H Peter, Sweetnam also has a strong case and I know he is very upset. He would not comment on the record last night. He is currently ranked 45 in the world, the third Irish rider behind Lynch and Billy Twomey, who was also selected by Splaine to compete in London. In 2011/12, he lined out in an impressive eight of the 11 top tier nations cup contests, while he provided clear rounds in two of his three nations cup outings this year with Amaretto d'Arco. His current form is good too: Recently at the five-star show in Calgary, Canada, he was second in the World Cup Qualifier.
Okay, but getting back to Denis Lynch. What now for him?
Hi Jordan, in March some scoffed when I wrote that Cian had laid down an early marker for Olympic selection when he jumped a double clear with Blue Loyd in the US Nations Cup. It might not have been the stiffest test, but this must be qualified by the fact he had only been riding Blue for four months.
Thus, having held gold once, albeit briefly, it wouldn't surprise me to see him lifting some sort of metal again in London in three weeks' time.

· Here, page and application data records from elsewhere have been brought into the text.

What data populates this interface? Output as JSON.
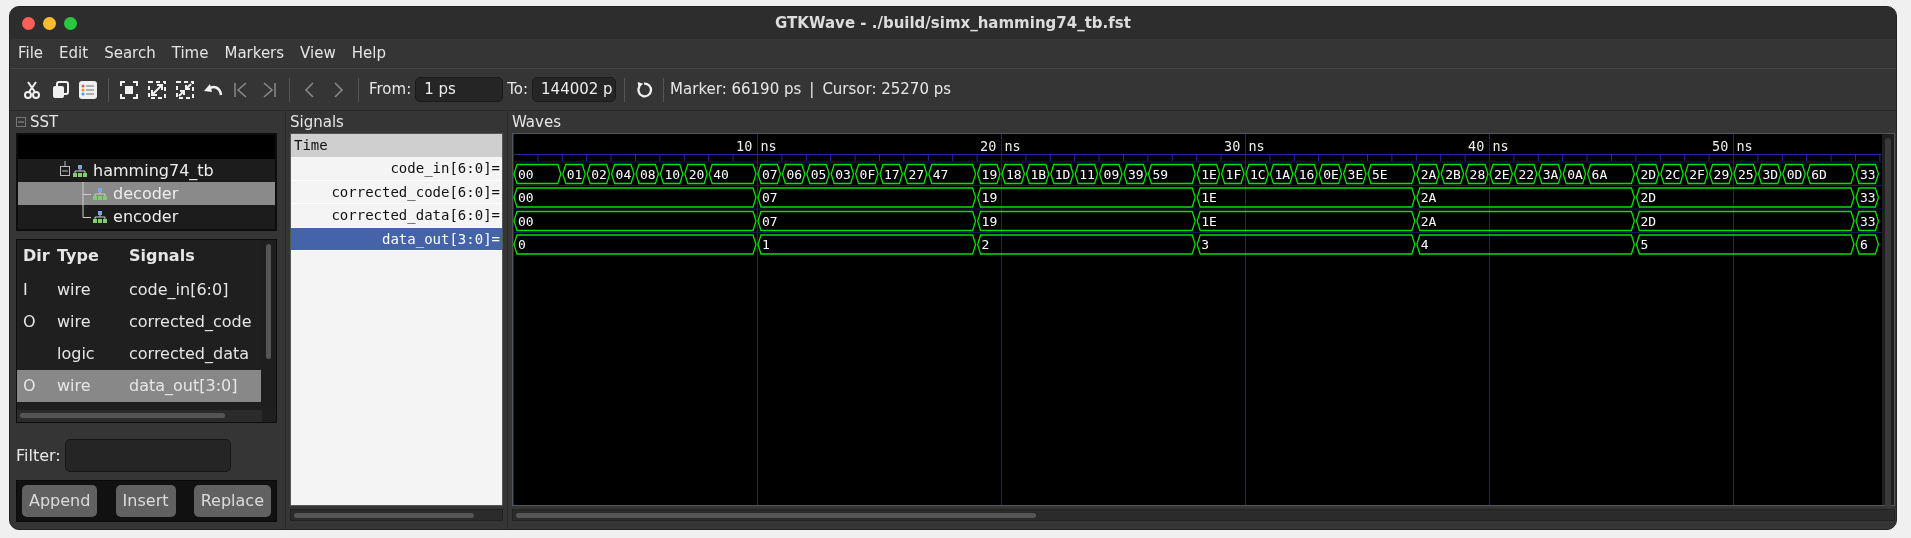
{
  "window": {
    "title": "GTKWave - ./build/simx_hamming74_tb.fst"
  },
  "menu": [
    "File",
    "Edit",
    "Search",
    "Time",
    "Markers",
    "View",
    "Help"
  ],
  "toolbar": {
    "buttons": [
      {
        "kind": "cut",
        "disabled": false
      },
      {
        "kind": "copy",
        "disabled": false
      },
      {
        "kind": "paste",
        "disabled": false
      },
      {
        "kind": "sep"
      },
      {
        "kind": "zoom-fit",
        "disabled": false
      },
      {
        "kind": "zoom-in",
        "disabled": false
      },
      {
        "kind": "zoom-out",
        "disabled": false
      },
      {
        "kind": "undo",
        "disabled": false
      },
      {
        "kind": "to-start",
        "disabled": true
      },
      {
        "kind": "to-end",
        "disabled": true
      },
      {
        "kind": "sep"
      },
      {
        "kind": "prev",
        "disabled": true
      },
      {
        "kind": "next",
        "disabled": true
      }
    ],
    "from": {
      "label": "From:",
      "value": "1 ps"
    },
    "to": {
      "label": "To:",
      "value": "144002 p"
    },
    "status": [
      "Marker: 66190 ps",
      "|",
      "Cursor: 25270 ps"
    ]
  },
  "sst": {
    "title": "SST",
    "tree": [
      {
        "label": "hamming74_tb",
        "selected": false,
        "expanded": true,
        "children": [
          {
            "label": "decoder",
            "selected": true
          },
          {
            "label": "encoder",
            "selected": false
          }
        ]
      }
    ]
  },
  "signal_table": {
    "columns": [
      "Dir",
      "Type",
      "Signals"
    ],
    "rows": [
      {
        "dir": "I",
        "type": "wire",
        "name": "code_in[6:0]",
        "selected": false
      },
      {
        "dir": "O",
        "type": "wire",
        "name": "corrected_code",
        "selected": false
      },
      {
        "type": "logic",
        "name": "corrected_data",
        "selected": false
      },
      {
        "dir": "O",
        "type": "wire",
        "name": "data_out[3:0]",
        "selected": true
      }
    ]
  },
  "filter": {
    "label": "Filter:"
  },
  "buttons": [
    "Append",
    "Insert",
    "Replace"
  ],
  "signals": {
    "title": "Signals",
    "header": "Time",
    "items": [
      {
        "label": "code_in[6:0]=",
        "selected": false
      },
      {
        "label": "corrected_code[6:0]=",
        "selected": false
      },
      {
        "label": "corrected_data[6:0]=",
        "selected": false
      },
      {
        "label": "data_out[3:0]=",
        "selected": true
      }
    ]
  },
  "waves": {
    "title": "Waves",
    "time_labels": [
      "10 ns",
      "20 ns",
      "30 ns",
      "40 ns",
      "50 ns"
    ],
    "groups": [
      {
        "code_in": [
          {
            "value": "00",
            "long": true
          },
          {
            "value": "01",
            "long": false
          },
          {
            "value": "02",
            "long": false
          },
          {
            "value": "04",
            "long": false
          },
          {
            "value": "08",
            "long": false
          },
          {
            "value": "10",
            "long": false
          },
          {
            "value": "20",
            "long": false
          },
          {
            "value": "40",
            "long": true
          }
        ],
        "corrected_code": "00",
        "corrected_data": "00",
        "data_out": "0"
      },
      {
        "code_in": [
          {
            "value": "07",
            "long": false
          },
          {
            "value": "06",
            "long": false
          },
          {
            "value": "05",
            "long": false
          },
          {
            "value": "03",
            "long": false
          },
          {
            "value": "0F",
            "long": false
          },
          {
            "value": "17",
            "long": false
          },
          {
            "value": "27",
            "long": false
          },
          {
            "value": "47",
            "long": true
          }
        ],
        "corrected_code": "07",
        "corrected_data": "07",
        "data_out": "1"
      },
      {
        "code_in": [
          {
            "value": "19",
            "long": false
          },
          {
            "value": "18",
            "long": false
          },
          {
            "value": "1B",
            "long": false
          },
          {
            "value": "1D",
            "long": false
          },
          {
            "value": "11",
            "long": false
          },
          {
            "value": "09",
            "long": false
          },
          {
            "value": "39",
            "long": false
          },
          {
            "value": "59",
            "long": true
          }
        ],
        "corrected_code": "19",
        "corrected_data": "19",
        "data_out": "2"
      },
      {
        "code_in": [
          {
            "value": "1E",
            "long": false
          },
          {
            "value": "1F",
            "long": false
          },
          {
            "value": "1C",
            "long": false
          },
          {
            "value": "1A",
            "long": false
          },
          {
            "value": "16",
            "long": false
          },
          {
            "value": "0E",
            "long": false
          },
          {
            "value": "3E",
            "long": false
          },
          {
            "value": "5E",
            "long": true
          }
        ],
        "corrected_code": "1E",
        "corrected_data": "1E",
        "data_out": "3"
      },
      {
        "code_in": [
          {
            "value": "2A",
            "long": false
          },
          {
            "value": "2B",
            "long": false
          },
          {
            "value": "28",
            "long": false
          },
          {
            "value": "2E",
            "long": false
          },
          {
            "value": "22",
            "long": false
          },
          {
            "value": "3A",
            "long": false
          },
          {
            "value": "0A",
            "long": false
          },
          {
            "value": "6A",
            "long": true
          }
        ],
        "corrected_code": "2A",
        "corrected_data": "2A",
        "data_out": "4"
      },
      {
        "code_in": [
          {
            "value": "2D",
            "long": false
          },
          {
            "value": "2C",
            "long": false
          },
          {
            "value": "2F",
            "long": false
          },
          {
            "value": "29",
            "long": false
          },
          {
            "value": "25",
            "long": false
          },
          {
            "value": "3D",
            "long": false
          },
          {
            "value": "0D",
            "long": false
          },
          {
            "value": "6D",
            "long": true
          }
        ],
        "corrected_code": "2D",
        "corrected_data": "2D",
        "data_out": "5"
      },
      {
        "code_in": [
          {
            "value": "33",
            "long": false
          }
        ],
        "corrected_code": "33",
        "corrected_data": "33",
        "data_out": "6"
      }
    ]
  }
}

Hi Peter, Denis says he is considering appealing the withdrawal of his nomination. Crucially, HSI have no appeals process, which the Olympic Council of Ireland told me on Tuesday was “extraordinary”. Nevertheless, Lynch can appeal to the Olympic Council directly, or the Court of Arbitration for Sport in Switzerland.
@john So what is the deadline for the appeal for Lynch to be able to attend the Olympics? I would imagine the clock is ticking....
Hi Peter, I am awaiting a response from the Olympic Council of Ireland and the International Olympic Committee as to a deadline for an appeal by Denis. If I hear soon, you will be first to know!!
Doesn't Lynch have a wealthy backer? What will be his reaction to his man not being allowed to go to the Olympics?
Hi tayto, your cynicism is perfectly understandable, but Cian is entitled to go to the Olympics. Interestingly, Michelle Smith still has her Olympic medals.
Hi Peter, Denis is “devastated” and “distraught”, but the backing of Straumann, a wealthy Swiss industrialist, is crucial if he is to remain as Ireland’s most successful rider. For all his talent, no rider can perform without good horses and, through Straumann, Denis has acquired some of the best in the world. Denis's brother/manager Shay was categorical yesterday that Denis retains the 100% support of Straumann. Denis, I know, will be liasing with Straumann and his legal representatives as to his next move.
Hi Peter, Denis's brother/manager Shay has literally just told me not to expect a decision on any appeal to be made until 'tomorrow morning at the earliest'.